__PROBLEM REQUIREMENTS__: What you return must match the records word for word, except that images are dropped.

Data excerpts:
Segment Open

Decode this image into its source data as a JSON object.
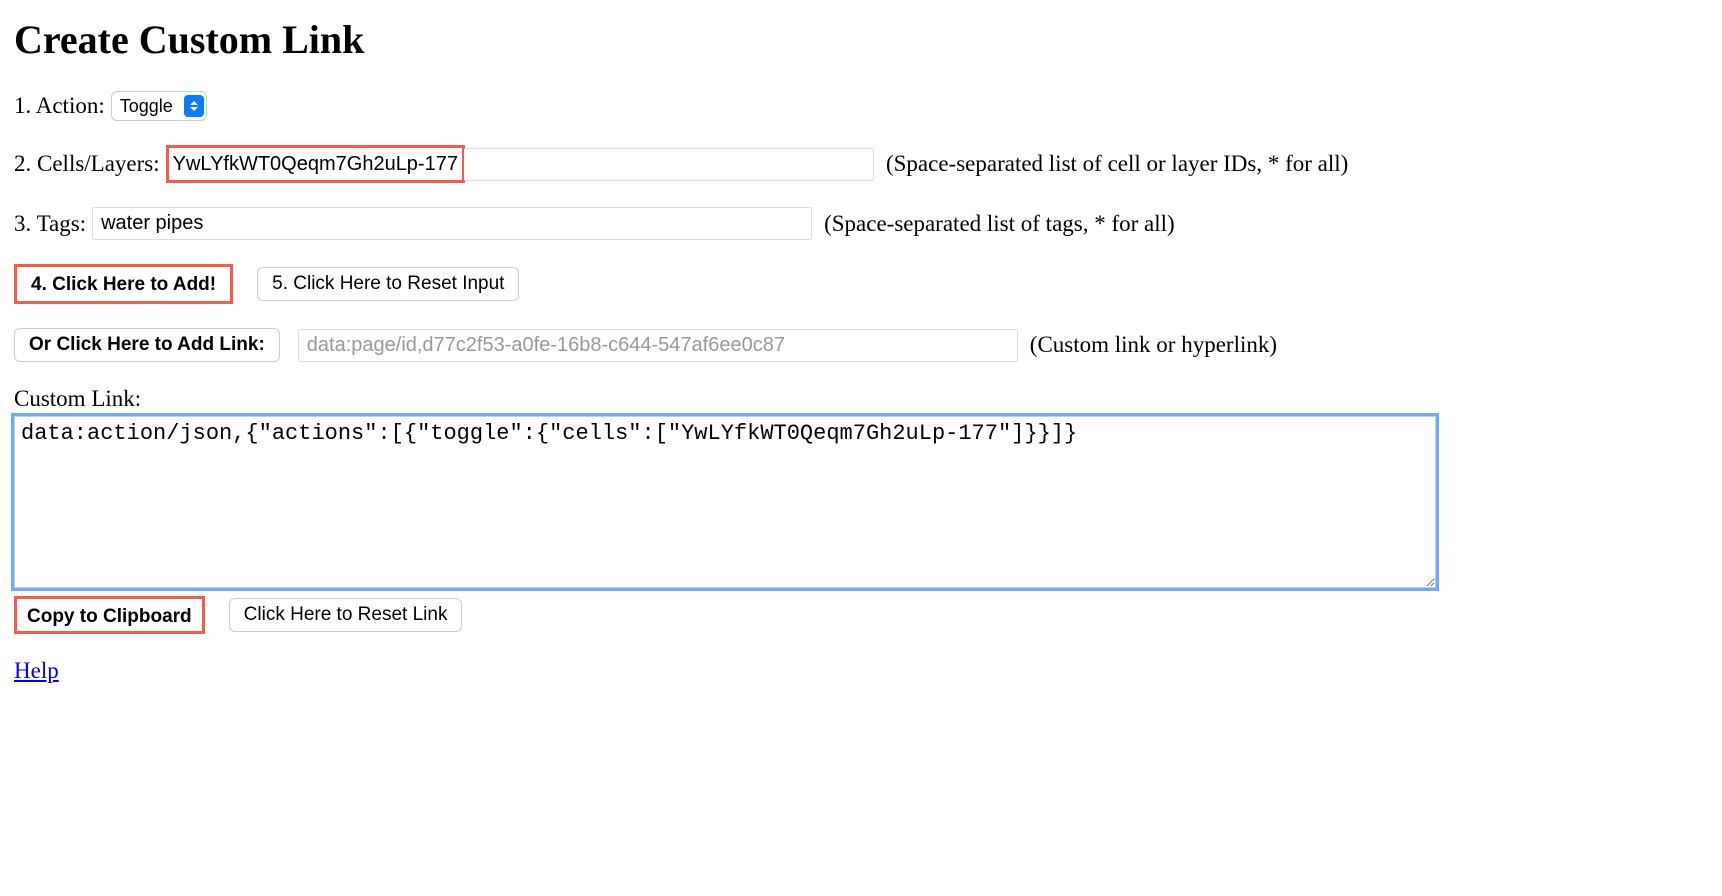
{
  "title": "Create Custom Link",
  "action": {
    "label": "1. Action:",
    "selected": "Toggle"
  },
  "cells": {
    "label": "2. Cells/Layers:",
    "value_highlighted": "YwLYfkWT0Qeqm7Gh2uLp-177",
    "value_rest": "",
    "hint": "(Space-separated list of cell or layer IDs, * for all)"
  },
  "tags": {
    "label": "3. Tags:",
    "value": "water pipes",
    "hint": "(Space-separated list of tags, * for all)"
  },
  "buttons": {
    "add": "4. Click Here to Add!",
    "reset_input": "5. Click Here to Reset Input",
    "add_link": "Or Click Here to Add Link:",
    "copy": "Copy to Clipboard",
    "reset_link": "Click Here to Reset Link"
  },
  "link_input": {
    "placeholder": "data:page/id,d77c2f53-a0fe-16b8-c644-547af6ee0c87",
    "hint": "(Custom link or hyperlink)"
  },
  "custom_link": {
    "label": "Custom Link:",
    "value": "data:action/json,{\"actions\":[{\"toggle\":{\"cells\":[\"YwLYfkWT0Qeqm7Gh2uLp-177\"]}}]}"
  },
  "help": "Help"
}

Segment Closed

__EXERCISE OUTPUT__:
Decode this image into its source data as a JSON object.
{
  "title": "Create Custom Link",
  "action": {
    "label": "1. Action:",
    "selected": "Toggle"
  },
  "cells": {
    "label": "2. Cells/Layers:",
    "value_highlighted": "YwLYfkWT0Qeqm7Gh2uLp-177",
    "value_rest": "",
    "hint": "(Space-separated list of cell or layer IDs, * for all)"
  },
  "tags": {
    "label": "3. Tags:",
    "value": "water pipes",
    "hint": "(Space-separated list of tags, * for all)"
  },
  "buttons": {
    "add": "4. Click Here to Add!",
    "reset_input": "5. Click Here to Reset Input",
    "add_link": "Or Click Here to Add Link:",
    "copy": "Copy to Clipboard",
    "reset_link": "Click Here to Reset Link"
  },
  "link_input": {
    "placeholder": "data:page/id,d77c2f53-a0fe-16b8-c644-547af6ee0c87",
    "hint": "(Custom link or hyperlink)"
  },
  "custom_link": {
    "label": "Custom Link:",
    "value": "data:action/json,{\"actions\":[{\"toggle\":{\"cells\":[\"YwLYfkWT0Qeqm7Gh2uLp-177\"]}}]}"
  },
  "help": "Help"
}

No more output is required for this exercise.